  4. ptousig says:

    At one time, our WarTeam demanded that any server down time have a bug associated with it, for tracking purposes.

    This led to this bug:

       To repro:

    – Upgrade server

    – Wait for 6 days


    – Spontaneous combustion in the uninterruptible power supply


    – Power to stay up

    After being bounced around a few teams, it was eventually resolved "Not Repro".

  5. alegr1 says:

    So that's why Explorer crashing bug was never fixed. Because your guys are screwing around.

  6. Torkell says:

    One bug I've seen go by was titled something like "My server ate my build CD". What had happened is someone, when doing an install on a HP DL380 (probably a G4) server, had managed to miss the laptop-style CD tray and instead had slid the CD into the gap between the top of the drive and the case such that it disappeared into the server. They then ended up rather confused for a bit trying to work out where the CD had gone.

  7. Sam says:

    Actually the chocolate milk bug is more serious than you might expect. Incorrect ingredients is a violation of FDA food labeling regulations. Of course people would expect cocoa in chocolate milk, but there are semi-regular recalls for stuff that might cause allergies like undeclared nuts.

    Example: http://www.fda.gov/…/ucm391106.htm

  8. Mark Lambert says:

    I still have a copy of this bug, I've uploaded it here:


  9. Thomas Rushton says:

    I was just coming here to say "I knew one of the guys on that IDE fails to beep if no-one's listening" bug, but I see he's beaten me to it.  Hi Mark!

  10. Steve says:

    @Mark Lambert

    I got super-excited when one of my submissions (not, I hasten to add, some of my code) made the front page of TheDailyWTF.

    But you, sir, have made TheOldNewThing, and in the face of such superiority I can but salute you and humbly withdraw …

  11. Timo Kinnunen says:

    Lost it at "the vendor who supplies milk to Microsoft". That's a joke that doesn't need a punch-line.

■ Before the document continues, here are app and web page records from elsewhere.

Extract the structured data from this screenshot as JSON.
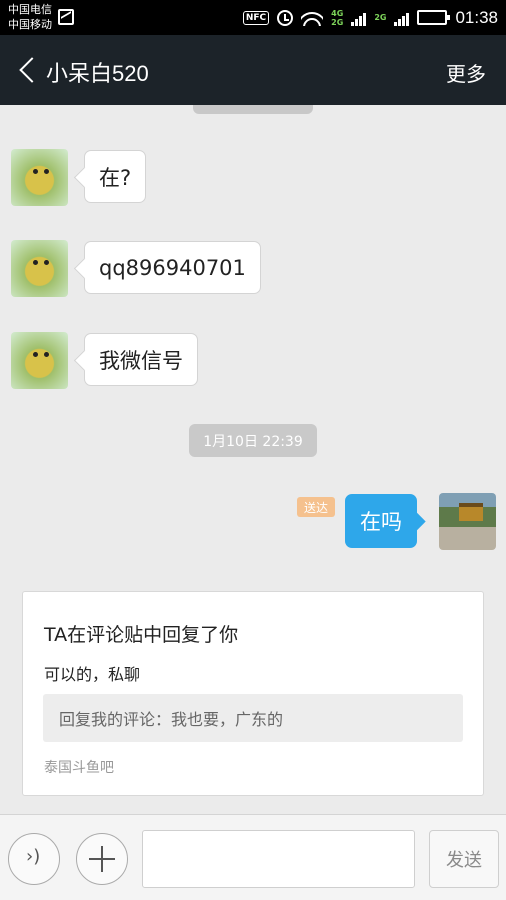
{
  "status_bar": {
    "carrier_1": "中国电信",
    "carrier_2": "中国移动",
    "nfc": "NFC",
    "net_top": "4G",
    "net_bottom": "2G",
    "net_2": "2G",
    "time": "01:38"
  },
  "header": {
    "title": "小呆白520",
    "more_label": "更多"
  },
  "messages": [
    {
      "side": "left",
      "text": "在?"
    },
    {
      "side": "left",
      "text": "qq896940701"
    },
    {
      "side": "left",
      "text": "我微信号"
    },
    {
      "side": "right",
      "text": "在吗",
      "status": "送达"
    }
  ],
  "timestamp": "1月10日 22:39",
  "reply_card": {
    "title": "TA在评论贴中回复了你",
    "reply": "可以的，私聊",
    "quote": "回复我的评论：我也要，广东的",
    "source": "泰国斗鱼吧"
  },
  "input_bar": {
    "placeholder": "",
    "send_label": "发送"
  },
  "colors": {
    "header_bg": "#1c2329",
    "sent_bubble": "#2ea7ea",
    "status_tag": "#f5c18e"
  }
}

  12. There is no shortage of "silliness"-class posts on this blog. Try posting about someone having done something ingenious for a change.

    [I guess you haven't noticed that Tuesday is "silly day". This year April Fool's day was a Tuesday, so it was double-silly. Also, I'm more confident I won't get in trouble for revealing a silly thing than an ingenious thing. (Silly things are less likely to be trade secrets.) -Raymond]
  13. lol says:

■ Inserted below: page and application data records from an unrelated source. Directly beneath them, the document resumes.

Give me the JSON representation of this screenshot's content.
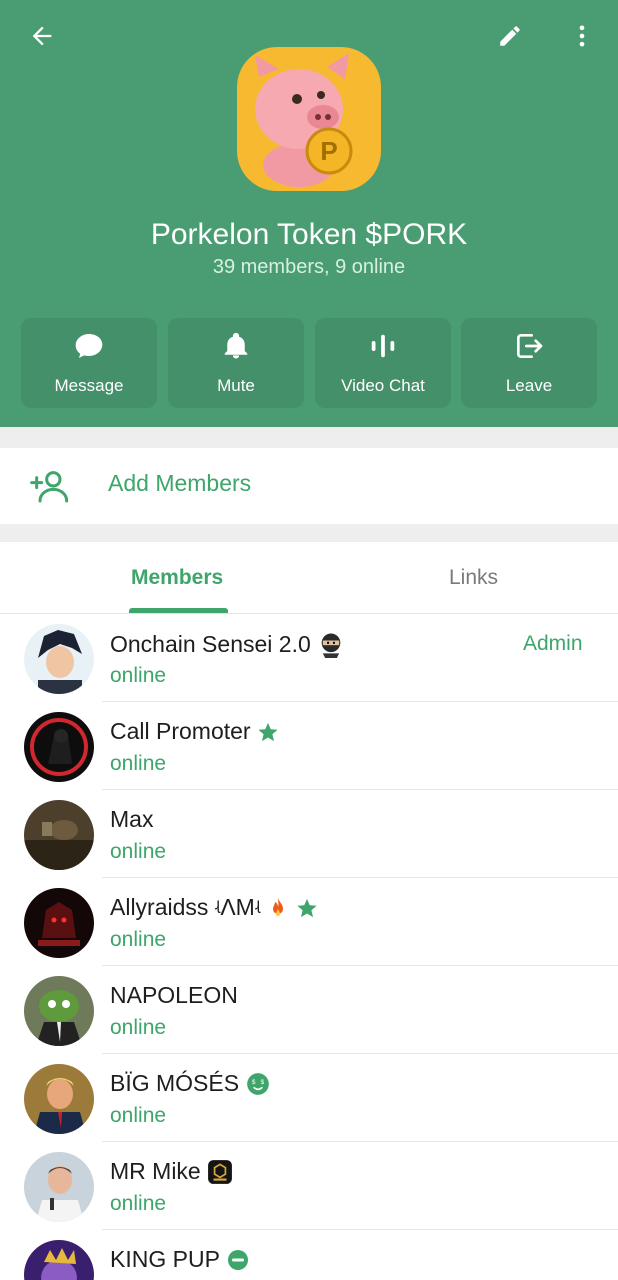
{
  "header": {
    "title": "Porkelon Token $PORK",
    "subtitle": "39 members, 9 online",
    "avatar_coin_letter": "P",
    "background_color": "#4a9d73"
  },
  "actions": [
    {
      "label": "Message",
      "icon": "chat-bubble-icon"
    },
    {
      "label": "Mute",
      "icon": "bell-icon"
    },
    {
      "label": "Video Chat",
      "icon": "sound-bars-icon"
    },
    {
      "label": "Leave",
      "icon": "exit-icon"
    }
  ],
  "add_members": {
    "label": "Add Members",
    "icon": "add-person-icon"
  },
  "tabs": [
    {
      "label": "Members",
      "active": true
    },
    {
      "label": "Links",
      "active": false
    }
  ],
  "members": [
    {
      "name": "Onchain Sensei 2.0",
      "status": "online",
      "role": "Admin",
      "badge": "ninja-emoji"
    },
    {
      "name": "Call Promoter",
      "status": "online",
      "role": "",
      "badge": "star-icon"
    },
    {
      "name": "Max",
      "status": "online",
      "role": "",
      "badge": ""
    },
    {
      "name": "Allyraidss ʵΛMʵ",
      "status": "online",
      "role": "",
      "badge": "fire-emoji star-icon"
    },
    {
      "name": "NAPOLEON",
      "status": "online",
      "role": "",
      "badge": ""
    },
    {
      "name": "BÏG MÓSÉS",
      "status": "online",
      "role": "",
      "badge": "money-face-emoji"
    },
    {
      "name": "MR Mike",
      "status": "online",
      "role": "",
      "badge": "app-logo-emoji"
    },
    {
      "name": "KING PUP",
      "status": "",
      "role": "",
      "badge": "minus-circle-icon"
    }
  ],
  "colors": {
    "accent": "#3ea56b",
    "header": "#4a9d73",
    "action_button": "#43906a"
  }
}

    obvious troll is obvious

Comments are closed.

Skip to main content